A cargo ship fitted with groundbreaking British-engineered WindWings has embarked on its maiden voyage, symbolizing a significant step toward a more sustainable shipping industry. Cargill, the charterer of the vessel, is optimistic that this cutting-edge technology will steer the sector toward a greener future by curbing fuel consumption and thus reducing the carbon footprint associated with shipping.
As the shipping industry grapples with its environmental impact, contributing around 2.1% of global carbon dioxide (CO2) emissions, the Pyxis Ocean’s journey from China to Brazil serves as a real-world test for WindWings. This innovative approach, drawing inspiration from traditional maritime practices, aims to reshape cargo transportation by harnessing wind power.
When the ship is in port, the rigid wings, made from durable wind turbine materials, remain folded. However, in open waters, these 123-foot-tall wings unfurl to harness wind power as an additional means of propulsion. The technique is poised to eventually reduce a cargo ship’s lifetime emissions by a noteworthy 30%.

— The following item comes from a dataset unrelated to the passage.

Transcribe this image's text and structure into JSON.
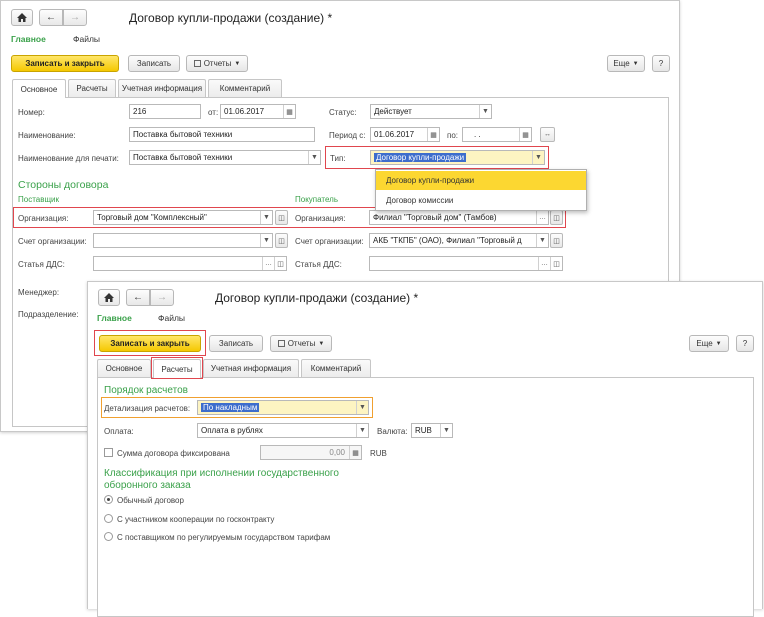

Jan Dieleman, Cargill Ocean Transportation’s President, acknowledged the industry’s ongoing journey toward decarbonization. He emphasized the rapidly changing attitudes toward sustainability and highlighted the importance of the WindWings technology as a tangible manifestation of this transformation.
This innovative approach, rooted in ancient maritime practices, has the potential to reshape cargo transportation by harnessing the power of the wind.